Long Disaster Response
= "Long Disaster responders address the resource gap by distributing the tools and teaching necessary to re-create networks of localized resource providers, seed stockpiles of essential supplies within communities, and prepare for emergent scarcity by learning how to do more with less". 
"Long Disaster responders address the resource gap by distributing the tools and teaching necessary to re-create networks of localized resource providers, seed stockpiles of essential supplies within communities, and prepare for emergent scarcity by learning how to do more with less. Instead of trying to consume our way out of the problem, we should practice decommodification in our efforts to create new sources of supplies and strive to leave no trace in their production so the world can begin to heal.
The Makerspace movement is already engaged in the work addressing this gap as centers for collecting various different resources, from scavenged materials to shared tools and experienced teachers. Makerspaces form the nexus of a broader network engaged in encouraging experimentation and fostering solutions to material problems arising from the Long Disaster." (https://longdisaster.org/?)
"“Disaster Response” presumes that disasters are one-time events, to which response protocols can be applied. For whatever crisis appears, teams of people with training and resources assist in saving lives and easing suffering. Those of us engaged in such work are noticing that disasters are not as discrete as they appear to be. Climate disasters, political disasters, economic disasters and the consequences of old and new means of war are no longer isolated to a time or a place. They are beginning to emerge as a single, continuous event.
This is the Long Disaster. For some, it has always been here. For the rest of us, it is soon to come.
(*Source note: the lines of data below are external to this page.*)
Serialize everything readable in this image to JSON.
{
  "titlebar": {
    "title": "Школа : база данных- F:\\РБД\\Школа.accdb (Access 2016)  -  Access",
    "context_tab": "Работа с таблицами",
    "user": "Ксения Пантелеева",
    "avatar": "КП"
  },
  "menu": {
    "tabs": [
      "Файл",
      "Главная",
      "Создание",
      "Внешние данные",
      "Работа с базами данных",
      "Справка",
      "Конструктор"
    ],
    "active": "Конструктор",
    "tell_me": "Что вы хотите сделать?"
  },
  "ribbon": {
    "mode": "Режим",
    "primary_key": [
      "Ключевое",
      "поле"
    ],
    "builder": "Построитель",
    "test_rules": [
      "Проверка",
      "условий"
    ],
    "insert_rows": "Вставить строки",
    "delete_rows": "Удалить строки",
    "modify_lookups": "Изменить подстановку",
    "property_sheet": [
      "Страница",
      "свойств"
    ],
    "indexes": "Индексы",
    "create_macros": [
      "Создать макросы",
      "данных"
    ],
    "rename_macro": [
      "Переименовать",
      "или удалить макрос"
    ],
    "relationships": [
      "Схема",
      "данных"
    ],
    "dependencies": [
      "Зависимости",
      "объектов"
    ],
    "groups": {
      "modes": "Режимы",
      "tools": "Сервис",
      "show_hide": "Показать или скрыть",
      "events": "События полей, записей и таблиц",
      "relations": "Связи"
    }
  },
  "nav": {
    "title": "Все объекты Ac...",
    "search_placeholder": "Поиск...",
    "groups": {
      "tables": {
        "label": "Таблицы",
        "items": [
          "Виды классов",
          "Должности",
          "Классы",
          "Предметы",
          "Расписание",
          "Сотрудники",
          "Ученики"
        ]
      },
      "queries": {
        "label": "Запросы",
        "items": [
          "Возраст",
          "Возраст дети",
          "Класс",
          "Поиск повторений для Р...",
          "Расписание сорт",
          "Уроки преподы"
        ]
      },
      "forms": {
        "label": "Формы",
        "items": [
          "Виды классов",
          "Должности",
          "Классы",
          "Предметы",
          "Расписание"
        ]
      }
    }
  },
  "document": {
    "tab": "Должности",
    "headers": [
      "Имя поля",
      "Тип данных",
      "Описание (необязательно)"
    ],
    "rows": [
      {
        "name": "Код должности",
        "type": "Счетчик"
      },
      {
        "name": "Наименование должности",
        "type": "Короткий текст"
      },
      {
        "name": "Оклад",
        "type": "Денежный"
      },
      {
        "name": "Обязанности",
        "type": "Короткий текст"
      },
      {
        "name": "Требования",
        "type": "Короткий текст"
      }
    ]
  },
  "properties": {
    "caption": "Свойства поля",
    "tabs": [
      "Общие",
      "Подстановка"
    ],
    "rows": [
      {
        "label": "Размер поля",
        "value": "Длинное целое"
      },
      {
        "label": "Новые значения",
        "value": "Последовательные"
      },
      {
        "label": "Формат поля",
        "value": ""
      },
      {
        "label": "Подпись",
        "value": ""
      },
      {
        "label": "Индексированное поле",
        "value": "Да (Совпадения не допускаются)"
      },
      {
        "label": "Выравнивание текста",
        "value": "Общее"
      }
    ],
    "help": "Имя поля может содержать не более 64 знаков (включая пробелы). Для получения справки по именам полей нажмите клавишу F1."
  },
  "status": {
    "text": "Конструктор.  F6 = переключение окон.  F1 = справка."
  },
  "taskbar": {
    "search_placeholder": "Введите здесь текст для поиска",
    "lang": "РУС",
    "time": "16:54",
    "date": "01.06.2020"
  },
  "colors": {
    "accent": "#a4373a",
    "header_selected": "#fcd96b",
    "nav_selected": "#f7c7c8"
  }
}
The ideas here have emerged from discussions among responders who rushed into these calamities. We see evidence of this accelerating “forever disaster”, both in the increasing severity of the events as we enter them and the apathy we face towards their ultimate resolution and prevention. Our aim here is not to define conclusively what a Long Disaster Responder is, as much as give a hopeful name and some thought to an evolving concept.
Our world largely relies upon globally interdependent organizations such as governments and corporations, that have brought us unprecedented peace and prosperity. Yet, with each hurricane, earthquake or armed conflict, the fragility of these systems becomes evident while the consequences of their failure bleeds across borders.
Instead of formulating distinct responses through these large, impersonal systems, addressing the Long Disaster involves a radically different approach. The Long Disaster Responder doesn’t rush in, because they’ve been there all along, working within existing networks and fostering communal efforts to prepare for the durable disasters on the horizon. Before the disaster, this work seems mundane. It is only during the disaster that its true power shows.
Like any other paradigm shift, we must reconcile the practical knowledge and inertia of the old way of doing things with the new evidence in front of us. This work is multifaceted, a renaissance of understanding in community and personal preparedness. It should not begin when we arrive at the scene of a crisis nor end when we leave. Just as festival artists prepare throughout the year for transformative temporal experiences, Long Disaster responders address, work and create around gaps in present circumstances to prepare for the temporal crisis. Just as artists seek out a variety of different materials, experiences and influences to inform their work, Long Disaster responders should engage in creative approaches that cross disciplines to bridge these practical gaps we have observed in our own responses to various crises." (https://longdisaster.org/?)